Rebuttal and Reply

Rebuttal and Reply
Introduction: In all of Saskatchewan’s styles of debate either a reply or a rebuttal may be deliver
in the final address from each side. In other places, either a rebuttal or a reply is required.
Because reply speeches require a stronger understanding of the entire debate and greater
experience with debate in general, reply speeches are typically mastered after a debater learns to
deliver a good rebuttal. If a debater is using a case line, a reply must be used.
Two examples are used below to illustrate
the differences between a rebuttal and a reply:
Resolution: This house believes that low taxes are preferable to extensive government services
Negative case line: Social Services are beneficial to society in both an economic and
humanitarian sense.
A sample Negative rebuttal:
Ladies and Gentlemen, we have shown that lower taxes should not come at the price of
social programs. Our opponents stated that taxes are too high, but they are not as high as many
other places.

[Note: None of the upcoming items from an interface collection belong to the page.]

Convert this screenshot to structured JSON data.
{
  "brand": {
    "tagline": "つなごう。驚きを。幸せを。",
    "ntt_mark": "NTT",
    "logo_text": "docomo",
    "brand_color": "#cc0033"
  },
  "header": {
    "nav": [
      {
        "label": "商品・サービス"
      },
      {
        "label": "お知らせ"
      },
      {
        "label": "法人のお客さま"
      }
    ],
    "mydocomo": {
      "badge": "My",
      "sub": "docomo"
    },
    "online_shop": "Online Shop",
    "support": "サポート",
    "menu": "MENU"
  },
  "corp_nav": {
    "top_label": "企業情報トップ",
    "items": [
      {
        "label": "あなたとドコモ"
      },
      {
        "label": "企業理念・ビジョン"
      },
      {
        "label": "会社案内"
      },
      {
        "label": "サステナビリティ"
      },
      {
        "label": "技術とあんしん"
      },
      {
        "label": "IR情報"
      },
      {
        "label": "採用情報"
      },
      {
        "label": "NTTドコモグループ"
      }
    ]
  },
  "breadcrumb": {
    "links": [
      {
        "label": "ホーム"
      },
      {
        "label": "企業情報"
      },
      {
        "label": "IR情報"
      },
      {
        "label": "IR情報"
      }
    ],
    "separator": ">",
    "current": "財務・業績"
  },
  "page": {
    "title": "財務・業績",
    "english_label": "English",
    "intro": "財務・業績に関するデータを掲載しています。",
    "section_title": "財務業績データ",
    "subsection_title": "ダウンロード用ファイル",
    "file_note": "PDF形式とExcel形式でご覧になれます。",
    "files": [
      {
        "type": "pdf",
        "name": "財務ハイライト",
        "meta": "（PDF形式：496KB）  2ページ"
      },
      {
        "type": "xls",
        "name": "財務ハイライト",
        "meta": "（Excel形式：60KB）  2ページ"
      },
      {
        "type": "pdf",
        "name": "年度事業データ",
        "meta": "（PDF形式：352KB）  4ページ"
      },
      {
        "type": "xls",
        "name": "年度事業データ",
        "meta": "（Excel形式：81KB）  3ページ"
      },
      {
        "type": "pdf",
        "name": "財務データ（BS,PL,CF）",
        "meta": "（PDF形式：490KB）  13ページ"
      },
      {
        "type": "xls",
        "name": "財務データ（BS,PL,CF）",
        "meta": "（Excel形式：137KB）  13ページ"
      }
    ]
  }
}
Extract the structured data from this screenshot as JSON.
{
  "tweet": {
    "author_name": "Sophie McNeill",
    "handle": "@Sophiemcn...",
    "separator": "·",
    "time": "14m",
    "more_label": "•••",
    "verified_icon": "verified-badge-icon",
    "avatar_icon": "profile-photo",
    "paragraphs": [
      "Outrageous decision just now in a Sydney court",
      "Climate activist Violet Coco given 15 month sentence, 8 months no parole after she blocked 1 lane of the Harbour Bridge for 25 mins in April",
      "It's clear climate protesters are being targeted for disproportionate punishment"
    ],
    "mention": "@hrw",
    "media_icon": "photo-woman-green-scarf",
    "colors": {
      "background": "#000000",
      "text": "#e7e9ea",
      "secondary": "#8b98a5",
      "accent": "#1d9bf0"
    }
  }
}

Our opponents also argued that things like our health care system are not working
and we should let people pay for better service. However, this also means some people get no
service like in the United States. Do we want a country of people who are petrified about losing
their health benefits? We on the negative do not want to live in that kind of world. You may
think that our opponents are correct when they state that many people abuse social services. But
what about the child who needs to eat or the elderly woman on a fixed income? Are they abusing
the system? No! As my partner has proven, the vast majority of Canadians need the social
services they get. Finally, the Affirmative has argued that lower taxes will stimulate growth in
the economy and we will all be better off. As I stated in my first speech, what lower taxes really
do is increase the gap between those with money and those without. The working poor can afford
less and the wealthy can afford more. Clearly my opponents’ argument is based on faulty
economics. Ladies and Gentlemen, the Negative has proven to you today that the ideas of the
Affirmative would rip apart the fabric of our society. We have shown that the current system is
superior even if it has its faults. This resolution must fall.
A sample Negative reply:
Ladies and Gentlemen, the issue here today is the best way to invest in the future of Canadians.
(put the debate in perspective) My opponents believe in the principle of every man for himself.
(distill the opponents’ case line, and put it in a negative light) We on the Negative contend
that pooling our money is the best way to invest from not only an economic perspective, but also
with regards to quality of service and quality of life. (restate own case line including three
major constructive points) The Affirmative has focused there argument on the basic Keynesian
principle that giving people more spending money through less taxes has huge economic benefits.
They have contended that this outweighs the value of social programming. This viewpoint is
fundamentally shortsighted. Education is a classic social program. It is funded almost
completely through taxes, and those taxes are an investment in our future. As these young people
achieve high levels of learning and join the economy, they are what really stimulate growth.
Rather than a short-term increase in consumer spending, we could achieve a capable workforce
with the resources to both make and spend higher income. Any good capitalist will tell you that
you need to spend money to make money. Because the need to stimulate the economy is best met
by the Negative case and not the Affirmative, the basic tenant of their case falls. (attacks the
fundamental principle of an opponents’ case) In addition, the clear benefits of social
programming remain undiminished. Public sector care is best across the entire spectrum. Yes,
the Affirmative is right the rich Americans receive more timely care and better access to health
care. But the majority of American’s struggle to meet their health care needs and the care that
20% of Americans receive is considered a travesty in Canada. Finally, social programs are
intrinsic as a part of Canadian values. We are ultimately a people that care about the equal
treatment of all, and the future of our children. (rebuilds the principle of your own case) Money
put into one needy child does not merely feed that child; it provides that child with the
opportunity to feed others when she becomes an adult. The Affirmative case cannot stand on the
basis of economics and is destroyed on the basis of human decency. We could never support this
resolution. (concludes with case line and why it matters)